REQUIRED ACTION →
The lines to copy are those in the listing below that contain the word "President".

TASK INPUTS →
+++

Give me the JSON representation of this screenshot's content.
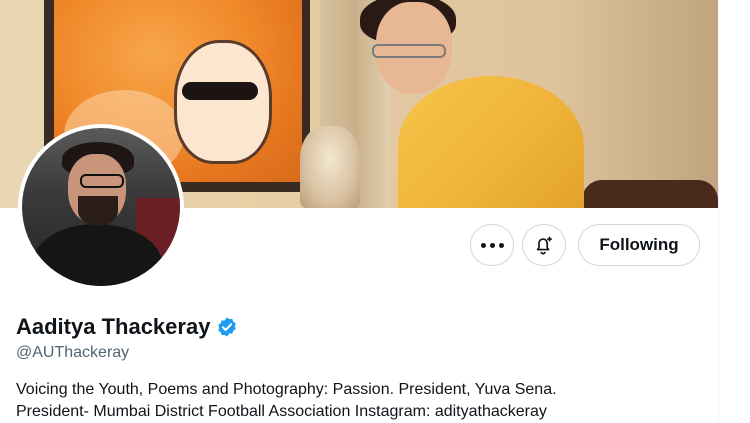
{
  "profile": {
    "display_name": "Aaditya Thackeray",
    "handle": "@AUThackeray",
    "bio_lines": [
      "Voicing the Youth, Poems and Photography: Passion. President, Yuva Sena.",
      "President- Mumbai District Football Association Instagram: adityathackeray"
    ],
    "verified": true
  },
  "actions": {
    "more_icon": "more-horizontal-icon",
    "notify_icon": "bell-plus-icon",
    "follow_label": "Following"
  },
  "colors": {
    "verified_badge": "#1d9bf0",
    "text_primary": "#0f1419",
    "text_secondary": "#536471",
    "button_border": "#cfd9de"
  }
}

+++

PROBLEM SOLUTION →
      "Voicing the Youth, Poems and Photography: Passion. President, Yuva Sena.",
      "President- Mumbai District Football Association Instagram: adityathackeray"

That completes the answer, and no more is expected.